Fabien Charuau

14 August - 26 September
A Thousand Kisses Deep


Exhibition Essay by Zeenat Nagree

Over the last four years, the principal concern of Fabien Charuau’s art practice has shifted from making photographs to reflecting on the afterlife of digital images. Charuau’s solo exhibition at Chatterjee & Lal presents three projects that regard snapshots and clips downloaded from the internet as found objects. Assembling this content in video, and creating new images through the application of code-based processes, Charuau considers how access to technology is altering the expression of desire, intimacy and devotion among Indians.

A Thousand Kisses Deep (2015) takes as its starting point photographs of couples kissing each other uploaded on Facebook and Instagram following recent countrywide protests against moral policing.

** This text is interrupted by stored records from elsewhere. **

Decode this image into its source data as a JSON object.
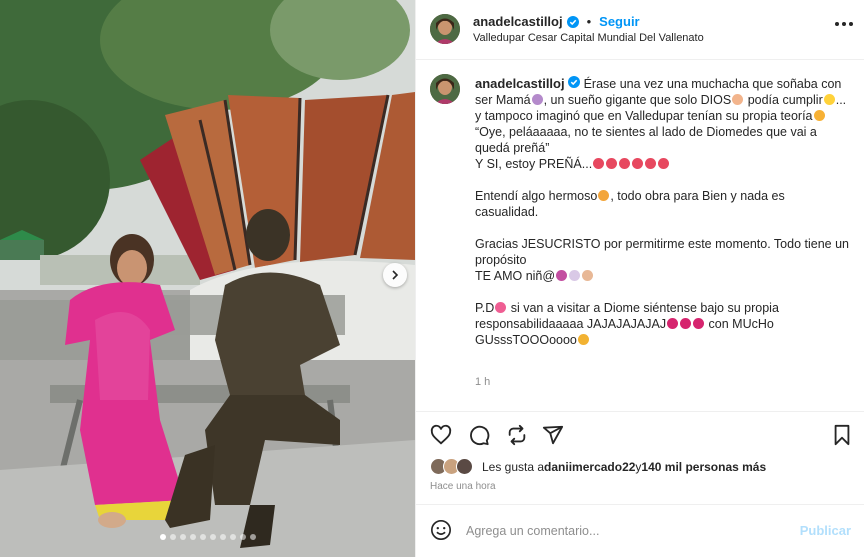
{
  "header": {
    "username": "anadelcastilloj",
    "separator": "•",
    "follow_label": "Seguir",
    "location": "Valledupar Cesar Capital Mundial Del Vallenato"
  },
  "caption": {
    "username": "anadelcastilloj",
    "line1": "Érase una vez una muchacha que soñaba con ser Mamá",
    "line1b": ", un sueño gigante que solo DIOS",
    "line1c": " podía cumplir",
    "line1d": "... y tampoco imaginó que en Valledupar tenían su propia teoría",
    "line2": "“Oye, peláaaaaa, no te sientes al lado de Diomedes que vai a quedá preñá”",
    "line3": "Y SI, estoy PREÑÁ...",
    "line4a": "Entendí algo hermoso",
    "line4b": ", todo obra para Bien y nada es casualidad.",
    "line5": "Gracias JESUCRISTO por permitirme este momento. Todo tiene un propósito",
    "line6": "TE AMO niñ@",
    "line7a": "P.D",
    "line7b": " si van a visitar a Diome siéntense bajo su propia responsabilidaaaaa JAJAJAJAJAJ",
    "line7c": " con MUcHo GUsssTOOOoooo",
    "timestamp": "1 h"
  },
  "likes": {
    "prefix": "Les gusta a ",
    "user": "daniimercado22",
    "middle": " y ",
    "count": "140 mil personas más"
  },
  "posted_ago": "Hace una hora",
  "composer": {
    "placeholder": "Agrega un comentario...",
    "publish_label": "Publicar"
  },
  "icons": {
    "like": "heart-icon",
    "comment": "comment-icon",
    "share": "share-icon",
    "send": "send-icon",
    "save": "bookmark-icon",
    "more": "more-icon",
    "emoji": "emoji-icon",
    "verified": "verified-icon",
    "carousel_next": "chevron-right-icon"
  },
  "carousel": {
    "count": 10,
    "active_index": 0
  },
  "colors": {
    "accent": "#0095f6",
    "publish_disabled": "#b2dffc",
    "muted_text": "#8e8e8e",
    "border": "#efefef"
  }
}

Like the Kiss of Love demonstration in Kochi last year, these actions were met with violent opposition from various right-wing religious and political groups. The exhibition comes at a time when the state is frequently attempting to curtail individual liberties and control citizens’ private lives. The images that Charuau has collected then are not only displays of affection but also serve as testaments to the defiance of conservative social norms.

Charuau has processed the photographs through an algorithm to determine the “energy” of each pixel, that is the relationship between a pixel and its neighbours in terms of how similar or different they are to each other. Used routinely in photo editing, Charuau deploys this tool out of an interest in the materiality of digital images, in speculating whether clusters of pixels contain something akin to energy. Can the charge of a movement for sexual liberation seep into the pixels of a digital image?

The algorithm that Charuau has devised treats each pixel as a unit of information, and uses this to create representations of the minute variations between pixels in any given image. The choice of colour and its intensity in the resulting abstracts has not been pre-determined. Thus, while Charuau’s process shares affinity with techniques of data visualization, the final output recalls microscopic images of crystals and their formation through self-organization.

Charuau’s engagement with the subject of sexual interaction in India began with Send Some Candids (2012), an investigation into internet forums for voyeurs. There, Charuau found hundreds of photographs of women shot in public spaces without their knowledge or consent. Most of these were taken covertly using mobiles. Assembled into a slideshow, select images from the 10,000 that Charuau has amassed run alongside a voiceover composed from fragments of objectifying commentary sourced from the websites themselves. The work provides a disturbing view of how the widespread use of handheld cameras is facilitating sexual harassment on the streets that then finds an audience online. In addition, it presents an instance, no doubt startlingly perverse, of the impact of cellphones on the practice of photography.

Although Send Some Candids and A Thousand Kisses Deep offer a stark contrast between interactions mediated through a lens, they share concerns about the power of photography, the easy distribution of the digital image, and the influence of current camera technology on public life. Both grapple with task of digging through the repository of seemingly immortal images on the internet in order to assess our changing modes of communication. Their subject matter raises questions about the denial and demonization of desire while taking into account the evolving practices of image-making itself.

Within this matrix of power and passion, Charuau has placed footage of worshippers in temples in Being Seen Trying (2014). The clips featured in the installation are extracted from online broadcasts of deities for audiences who are only able to offer prayers online. Since a darshan refers to an exchange of glances between the deity and the devotee, the practice of conducting virtual darshans implies that the digital image on a screen can also facilitate an exchange of glances.

Charuau doesn’t picture the deity, however. It is the devotees who form the subject of Being Seen Trying, captured by the cameras of virtual darshans in between broadcasts of the idol in the temple. Charuau overlays these blurry moving images with face detection software, used frequently in easy-to-operate cameras as well as in surveillance. It’s as if Charuau is trying to map the presence of the intangible intimacy between the deity and the devotees through an analysis of the videos.

Being Seen Trying may seem like an unlikely companion to A Thousand Kisses Deep and Send Some Candids but it benefits from creating unease in the viewer. It reminds us of the role that religious mores play in the suppression of the expression of intimacy even as it attempts to distil the same emotion within an image. Beyond this connection, a trajectory can be traced through all three projects. In Send Some Candids, the lens serves a tool of violation, its relationship to the subject is exploitative. Whereas, in Being Seen Trying, the camera is used to facilitate a connection, a spiritual exchange. Further, in A Thousand Kisses Deep, the subjects of the photograph exercise control over their image, the lens is used in an assertion of their individuality and freedom.